  2. The anesthetics used during the procedure usually wear off in a few hours but may remain in your body for up to 24 hours. Side effects such as drowsiness, dizziness and nausea are unlikely but normal during this period.
  3. Refrain from the following for 24 hours after your procedure:
    • Do not take a bath, swim or sit in a hot tub. Showers are okay.
    • Do not drive, operate heavy machinery or use power tools.
    • Do not drink alcoholic beverages.
    • Do not make important or legal decisions, as your judgment may be impaired.
  4. Immediately following the procedure, it is possible that your legs may feel shaky or weak. These sensations are temporary.
  5. After an injection, you might experience headaches of varying severity during the first 24-48 hours. If you have a history of migraines, prescription medication may be taken as recommended by your doctor. Adequate hydration is important and you should drink plenty of fluids. Report any unusual or prolonged headaches for evaluation/assessment.
  6. Tenderness at the site of the injection is possible but usually minimal. If the pain is too bothersome, take anti-inflammatory medications prescribed by your physician. You may take Ibuprofen 400mg every 4 hours as needed. Cold compresses may also be used for 15-minute intervals every hour as needed.
  7. If you experience a fever, chills, severe leg weakness, or worsening back pain several days after the procedure, please call our office immediately (203) 775-6205 or go to the emergency room at Danbury Hospital to be evaluated.
  8. If you are diabetic you may experience an increase in your glucose levels. You should consult your primary care doctor for adjustments to your medications/insulin.
  9. If prior to the procedure you are taking long-acting pain medication or narcotics (such as Percocet or Vicodin) or muscle relaxants (Flexeril, Zanaflex, etc.) they should be continued unless otherwise instructed by your physician. In general, your physician will work with you to discontinue these medications unless you are still having pain.

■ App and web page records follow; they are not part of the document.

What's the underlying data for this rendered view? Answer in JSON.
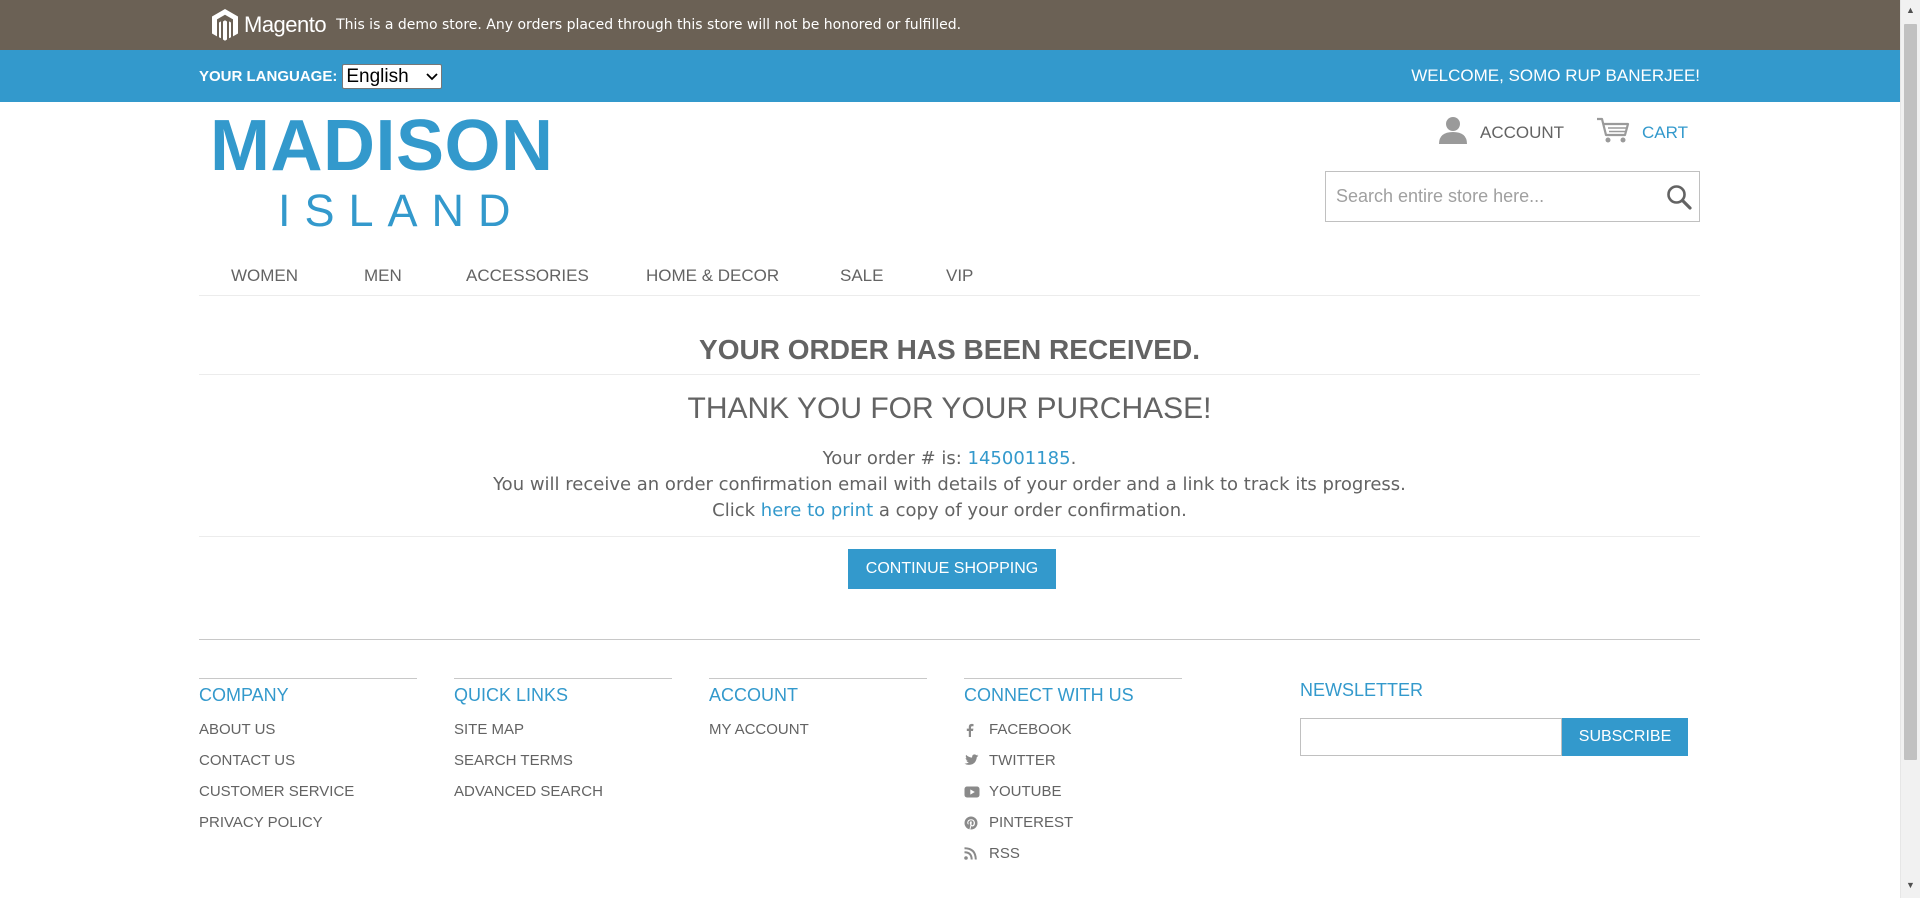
{
  "demo_bar": {
    "logo_text": "Magento",
    "notice": "This is a demo store. Any orders placed through this store will not be honored or fulfilled."
  },
  "lang_bar": {
    "label": "YOUR LANGUAGE:",
    "selected": "English",
    "welcome": "WELCOME, SOMO RUP BANERJEE!"
  },
  "header": {
    "logo_main": "MADISON",
    "logo_sub": "ISLAND",
    "account_label": "ACCOUNT",
    "cart_label": "CART",
    "search_placeholder": "Search entire store here..."
  },
  "nav": [
    "WOMEN",
    "MEN",
    "ACCESSORIES",
    "HOME & DECOR",
    "SALE",
    "VIP"
  ],
  "main": {
    "heading": "YOUR ORDER HAS BEEN RECEIVED.",
    "subheading": "THANK YOU FOR YOUR PURCHASE!",
    "order_prefix": "Your order # is: ",
    "order_number": "145001185",
    "order_suffix": ".",
    "email_msg": "You will receive an order confirmation email with details of your order and a link to track its progress.",
    "print_prefix": "Click ",
    "print_link": "here to print",
    "print_suffix": " a copy of your order confirmation.",
    "continue_label": "CONTINUE SHOPPING"
  },
  "footer": {
    "company": {
      "title": "COMPANY",
      "items": [
        "ABOUT US",
        "CONTACT US",
        "CUSTOMER SERVICE",
        "PRIVACY POLICY"
      ]
    },
    "quick_links": {
      "title": "QUICK LINKS",
      "items": [
        "SITE MAP",
        "SEARCH TERMS",
        "ADVANCED SEARCH"
      ]
    },
    "account": {
      "title": "ACCOUNT",
      "items": [
        "MY ACCOUNT"
      ]
    },
    "connect": {
      "title": "CONNECT WITH US",
      "items": [
        {
          "label": "FACEBOOK",
          "icon": "facebook-icon"
        },
        {
          "label": "TWITTER",
          "icon": "twitter-icon"
        },
        {
          "label": "YOUTUBE",
          "icon": "youtube-icon"
        },
        {
          "label": "PINTEREST",
          "icon": "pinterest-icon"
        },
        {
          "label": "RSS",
          "icon": "rss-icon"
        }
      ]
    },
    "newsletter": {
      "title": "NEWSLETTER",
      "button": "SUBSCRIBE"
    }
  },
  "colors": {
    "brand_blue": "#3399cc",
    "demo_bar": "#6b6155",
    "text": "#636363"
  }
}
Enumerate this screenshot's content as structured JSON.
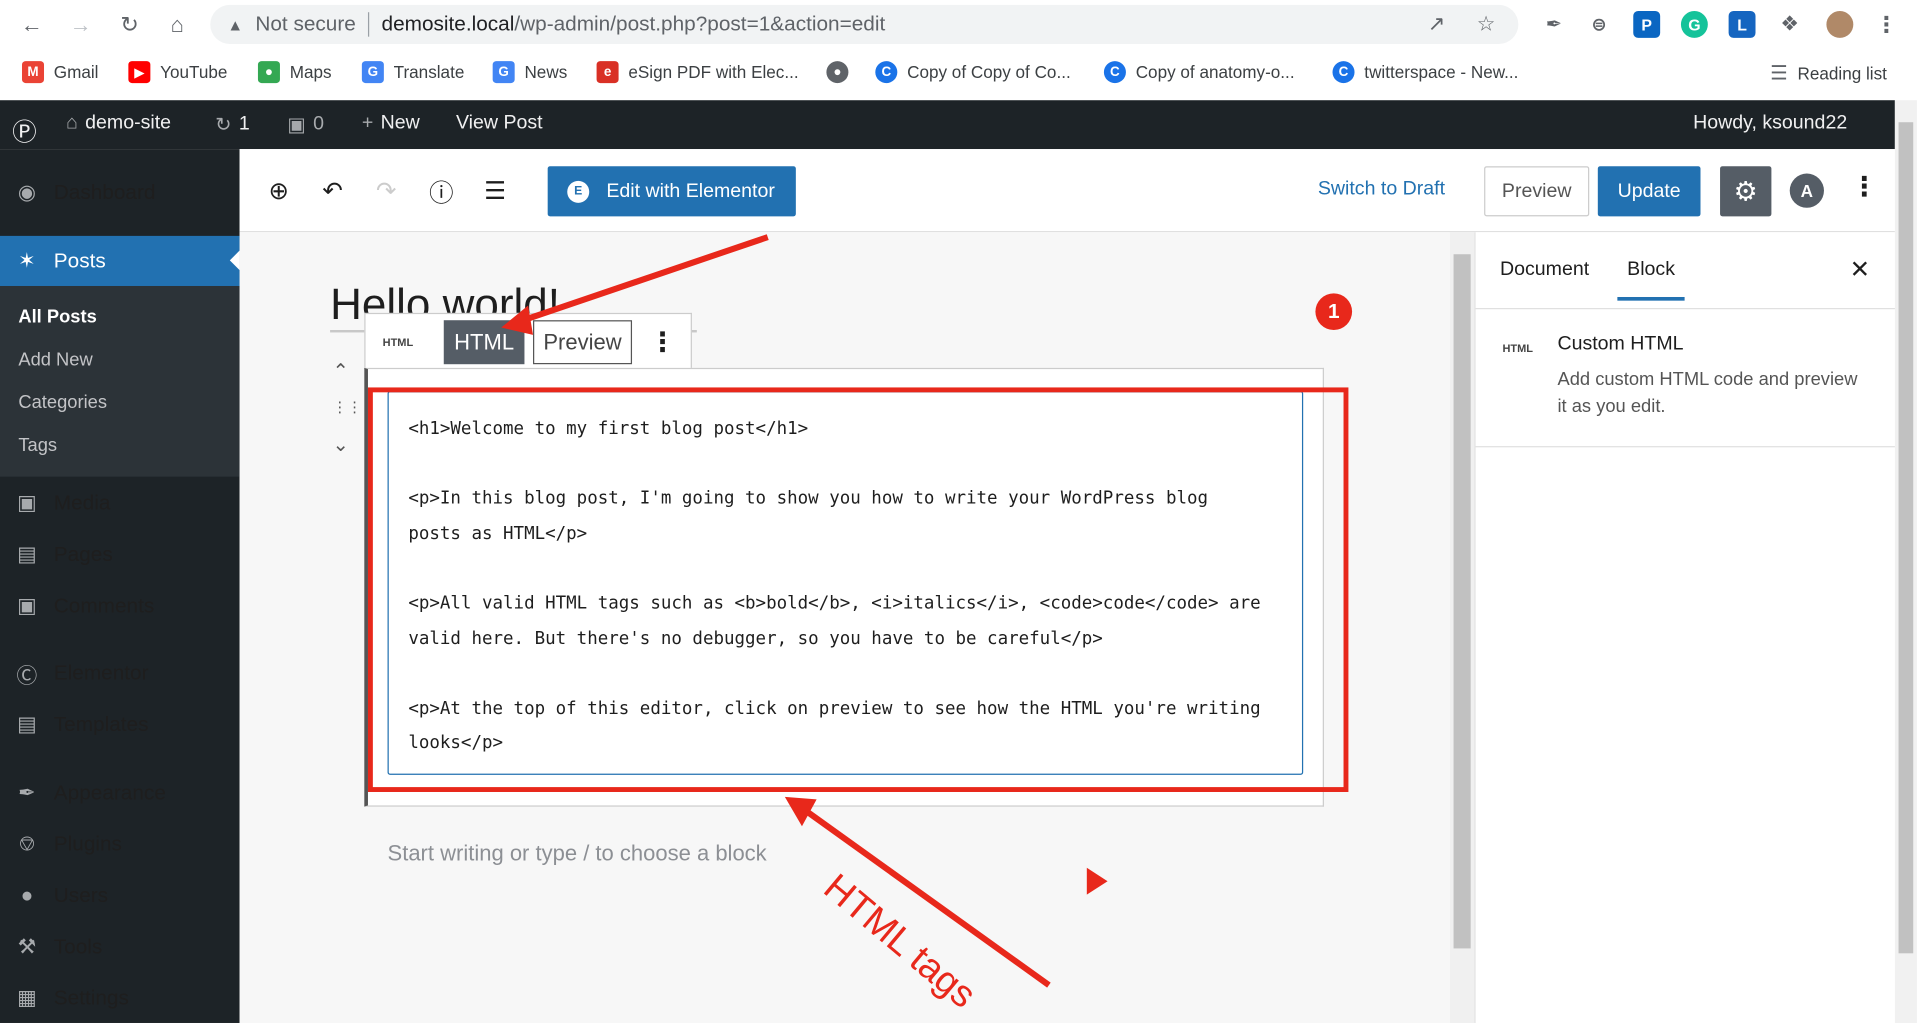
{
  "browser": {
    "security_label": "Not secure",
    "url_domain": "demosite.local",
    "url_path": "/wp-admin/post.php?post=1&action=edit",
    "bookmarks": [
      {
        "label": "Gmail",
        "icon": "gmail-icon",
        "color": "#ea4335"
      },
      {
        "label": "YouTube",
        "icon": "youtube-icon",
        "color": "#ff0000"
      },
      {
        "label": "Maps",
        "icon": "maps-icon",
        "color": "#34a853"
      },
      {
        "label": "Translate",
        "icon": "translate-icon",
        "color": "#4285f4"
      },
      {
        "label": "News",
        "icon": "news-icon",
        "color": "#4285f4"
      },
      {
        "label": "eSign PDF with Elec...",
        "icon": "esign-icon",
        "color": "#d93025"
      },
      {
        "label": "",
        "icon": "globe-icon",
        "color": "#5f6368"
      },
      {
        "label": "Copy of Copy of Co...",
        "icon": "canva-icon",
        "color": "#1a73e8"
      },
      {
        "label": "Copy of anatomy-o...",
        "icon": "canva-icon",
        "color": "#1a73e8"
      },
      {
        "label": "twitterspace - New...",
        "icon": "canva-icon",
        "color": "#1a73e8"
      }
    ],
    "reading_list": "Reading list"
  },
  "adminbar": {
    "site": "demo-site",
    "updates": "1",
    "comments": "0",
    "new": "New",
    "view_post": "View Post",
    "howdy": "Howdy, ksound22"
  },
  "sidebar": {
    "dashboard": "Dashboard",
    "posts": "Posts",
    "sub": [
      "All Posts",
      "Add New",
      "Categories",
      "Tags"
    ],
    "media": "Media",
    "pages": "Pages",
    "comments": "Comments",
    "elementor": "Elementor",
    "templates": "Templates",
    "appearance": "Appearance",
    "plugins": "Plugins",
    "users": "Users",
    "tools": "Tools",
    "settings": "Settings"
  },
  "toolbar": {
    "elementor_label": "Edit with Elementor",
    "switch_to_draft": "Switch to Draft",
    "preview": "Preview",
    "update": "Update"
  },
  "editor": {
    "post_title": "Hello world!",
    "block_toolbar": {
      "icon_label": "HTML",
      "html_tab": "HTML",
      "preview_tab": "Preview"
    },
    "code_lines": [
      "<h1>Welcome to my first blog post</h1>",
      "",
      "<p>In this blog post, I'm going to show you how to write your WordPress blog",
      "posts as HTML</p>",
      "",
      "<p>All valid HTML tags such as <b>bold</b>, <i>italics</i>, <code>code</code> are",
      "valid here. But there's no debugger, so you have to be careful</p>",
      "",
      "<p>At the top of this editor, click on preview to see how the HTML you're writing",
      "looks</p>"
    ],
    "placeholder": "Start writing or type / to choose a block"
  },
  "panel": {
    "tab_document": "Document",
    "tab_block": "Block",
    "block_icon_label": "HTML",
    "block_name": "Custom HTML",
    "block_desc": "Add custom HTML code and preview it as you edit."
  },
  "annotations": {
    "badge": "1",
    "label": "HTML tags",
    "color": "#e8281b"
  },
  "colors": {
    "wp_dark": "#1d2327",
    "wp_blue": "#2271b1"
  }
}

Orthopaedic Specialists of Connecticut, also known as Orthopedic Specialists of Connecticut, based in Brookfield, CT and Danbury, CT, provides comprehensive orthopaedic care, sports medicine, joint replacements, and interventional pain management to patients of all ages.

Orthopaedic Specialists of Connecticut, also known as Orthopedic Specialists of Connecticut, provides orthopedic care including: orthopedic examination, foot surgery, ankle surgery, hand surgery, hip surgery, hip replacement, hip resurfacing, knee surgery, knee replacement, orthopedic oncology, shoulder surgery, elbow surgery, and MAKOplasty.

Orthopaedic Specialists of Connecticut, also known as Orthopedic Specialists of Connecticut, also provides sports medicine, physical therapy, pain management, interventional pain management, radiology, x-ray, ultrasound, cortisone injection, and PRP injections.

Orthopaedic Specialists of Connecticut, also known as Orthopedic Specialists of Connecticut, treats sprains, fractures, ligament tears, arthritis, musculoskeletal pain, neurological pain, cancer pain, neck pain, and back pain.